Exercise description
Return all of the entries below, word for word. Omit each picture.

Extracted records

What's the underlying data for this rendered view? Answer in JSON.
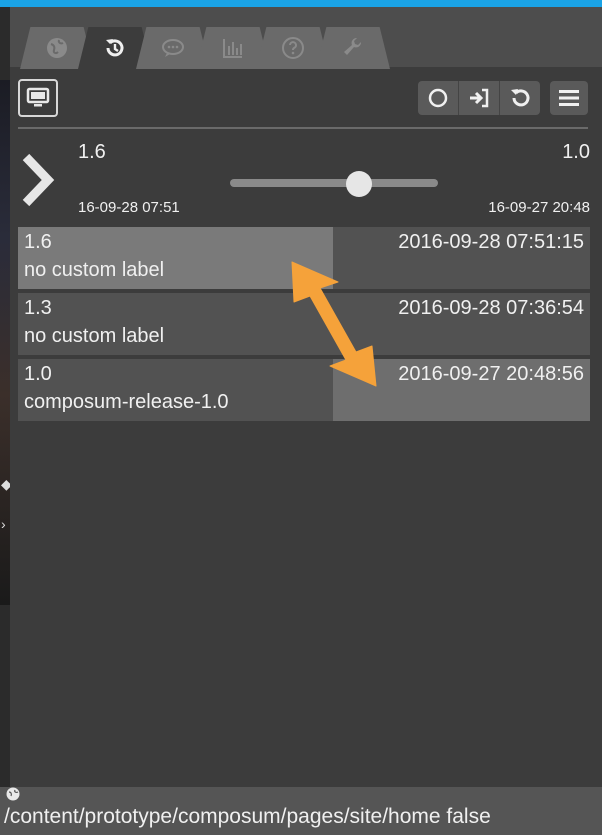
{
  "tabs": [
    {
      "id": "globe",
      "icon": "globe-icon",
      "active": false
    },
    {
      "id": "history",
      "icon": "history-icon",
      "active": true
    },
    {
      "id": "comments",
      "icon": "comment-icon",
      "active": false
    },
    {
      "id": "chart",
      "icon": "bar-chart-icon",
      "active": false
    },
    {
      "id": "help",
      "icon": "help-icon",
      "active": false
    },
    {
      "id": "tools",
      "icon": "wrench-icon",
      "active": false
    }
  ],
  "toolbar": {
    "view_icon": "monitor-icon",
    "group_icons": [
      "circle-icon",
      "sign-in-icon",
      "undo-icon"
    ],
    "menu_icon": "menu-icon"
  },
  "compare": {
    "left_version": "1.6",
    "right_version": "1.0",
    "left_date": "16-09-28 07:51",
    "right_date": "16-09-27 20:48",
    "slider_position": 0.72
  },
  "versions": [
    {
      "version": "1.6",
      "label": "no custom label",
      "timestamp": "2016-09-28 07:51:15",
      "selected": "left"
    },
    {
      "version": "1.3",
      "label": "no custom label",
      "timestamp": "2016-09-28 07:36:54",
      "selected": ""
    },
    {
      "version": "1.0",
      "label": "composum-release-1.0",
      "timestamp": "2016-09-27 20:48:56",
      "selected": "right"
    }
  ],
  "footer": {
    "path": "/content/prototype/composum/pages/site/home false"
  },
  "colors": {
    "accent": "#1aa3e6",
    "arrow": "#f5a23a"
  }
}
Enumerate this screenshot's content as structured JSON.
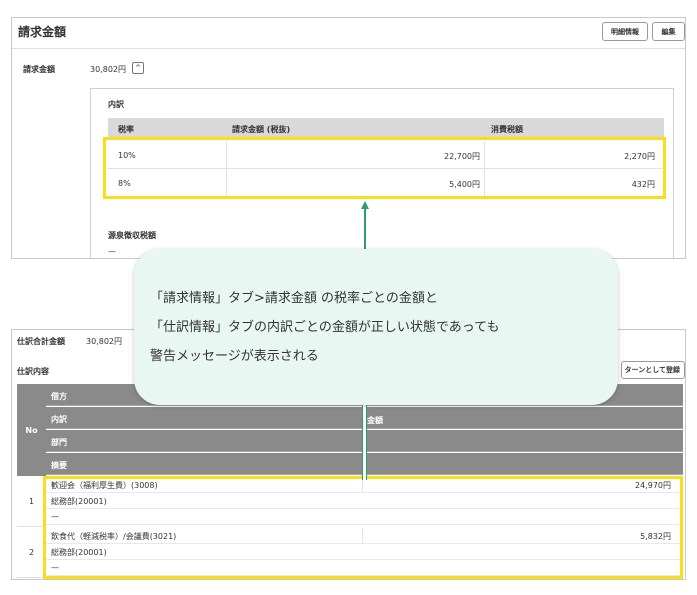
{
  "billing": {
    "title": "請求金額",
    "detail_button": "明細情報",
    "edit_button": "編集",
    "amount_label": "請求金額",
    "amount_value": "30,802円",
    "toggle_glyph": "^",
    "breakdown_title": "内訳",
    "columns": [
      "税率",
      "請求金額 (税抜)",
      "消費税額"
    ],
    "rows": [
      {
        "rate": "10%",
        "amount": "22,700円",
        "tax": "2,270円"
      },
      {
        "rate": "8%",
        "amount": "5,400円",
        "tax": "432円"
      }
    ],
    "withholding_label": "源泉徴収税額",
    "withholding_value": "—"
  },
  "journal": {
    "total_label": "仕訳合計金額",
    "total_value": "30,802円",
    "section_label": "仕訳内容",
    "pattern_button": "ターンとして登録",
    "no_header": "No",
    "header_rows": [
      "借方",
      "内訳",
      "部門",
      "摘要"
    ],
    "amount_header": "金額",
    "entries": [
      {
        "no": "1",
        "account": "歓迎会（福利厚生費）(3008)",
        "amount": "24,970円",
        "department": "総務部(20001)",
        "memo": "—"
      },
      {
        "no": "2",
        "account": "飲食代（軽減税率）/会議費(3021)",
        "amount": "5,832円",
        "department": "総務部(20001)",
        "memo": "—"
      }
    ]
  },
  "callout": {
    "line1": "「請求情報」タブ>請求金額 の税率ごとの金額と",
    "line2": "「仕訳情報」タブの内訳ごとの金額が正しい状態であっても",
    "line3": "警告メッセージが表示される"
  },
  "colors": {
    "highlight": "#f7e01a",
    "callout_bg": "#e9f7f2",
    "connector": "#2e9b73",
    "table_header_dark": "#8a8a8a",
    "table_header_light": "#d9d9d9"
  }
}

Reply to the exercise
What's the underlying data for this rendered view? Answer in JSON.
{
  "tabs": [
    {
      "id": "globe",
      "icon": "globe-icon",
      "active": false
    },
    {
      "id": "history",
      "icon": "history-icon",
      "active": true
    },
    {
      "id": "comments",
      "icon": "comment-icon",
      "active": false
    },
    {
      "id": "chart",
      "icon": "bar-chart-icon",
      "active": false
    },
    {
      "id": "help",
      "icon": "help-icon",
      "active": false
    },
    {
      "id": "tools",
      "icon": "wrench-icon",
      "active": false
    }
  ],
  "toolbar": {
    "view_icon": "monitor-icon",
    "group_icons": [
      "circle-icon",
      "sign-in-icon",
      "undo-icon"
    ],
    "menu_icon": "menu-icon"
  },
  "compare": {
    "left_version": "1.6",
    "right_version": "1.0",
    "left_date": "16-09-28 07:51",
    "right_date": "16-09-27 20:48",
    "slider_position": 0.72
  },
  "versions": [
    {
      "version": "1.6",
      "label": "no custom label",
      "timestamp": "2016-09-28 07:51:15",
      "selected": "left"
    },
    {
      "version": "1.3",
      "label": "no custom label",
      "timestamp": "2016-09-28 07:36:54",
      "selected": ""
    },
    {
      "version": "1.0",
      "label": "composum-release-1.0",
      "timestamp": "2016-09-27 20:48:56",
      "selected": "right"
    }
  ],
  "footer": {
    "path": "/content/prototype/composum/pages/site/home false"
  },
  "colors": {
    "accent": "#1aa3e6",
    "arrow": "#f5a23a"
  }
}
Enumerate this screenshot's content as structured JSON.
{
  "billing": {
    "title": "請求金額",
    "detail_button": "明細情報",
    "edit_button": "編集",
    "amount_label": "請求金額",
    "amount_value": "30,802円",
    "toggle_glyph": "^",
    "breakdown_title": "内訳",
    "columns": [
      "税率",
      "請求金額 (税抜)",
      "消費税額"
    ],
    "rows": [
      {
        "rate": "10%",
        "amount": "22,700円",
        "tax": "2,270円"
      },
      {
        "rate": "8%",
        "amount": "5,400円",
        "tax": "432円"
      }
    ],
    "withholding_label": "源泉徴収税額",
    "withholding_value": "—"
  },
  "journal": {
    "total_label": "仕訳合計金額",
    "total_value": "30,802円",
    "section_label": "仕訳内容",
    "pattern_button": "ターンとして登録",
    "no_header": "No",
    "header_rows": [
      "借方",
      "内訳",
      "部門",
      "摘要"
    ],
    "amount_header": "金額",
    "entries": [
      {
        "no": "1",
        "account": "歓迎会（福利厚生費）(3008)",
        "amount": "24,970円",
        "department": "総務部(20001)",
        "memo": "—"
      },
      {
        "no": "2",
        "account": "飲食代（軽減税率）/会議費(3021)",
        "amount": "5,832円",
        "department": "総務部(20001)",
        "memo": "—"
      }
    ]
  },
  "callout": {
    "line1": "「請求情報」タブ>請求金額 の税率ごとの金額と",
    "line2": "「仕訳情報」タブの内訳ごとの金額が正しい状態であっても",
    "line3": "警告メッセージが表示される"
  },
  "colors": {
    "highlight": "#f7e01a",
    "callout_bg": "#e9f7f2",
    "connector": "#2e9b73",
    "table_header_dark": "#8a8a8a",
    "table_header_light": "#d9d9d9"
  }
}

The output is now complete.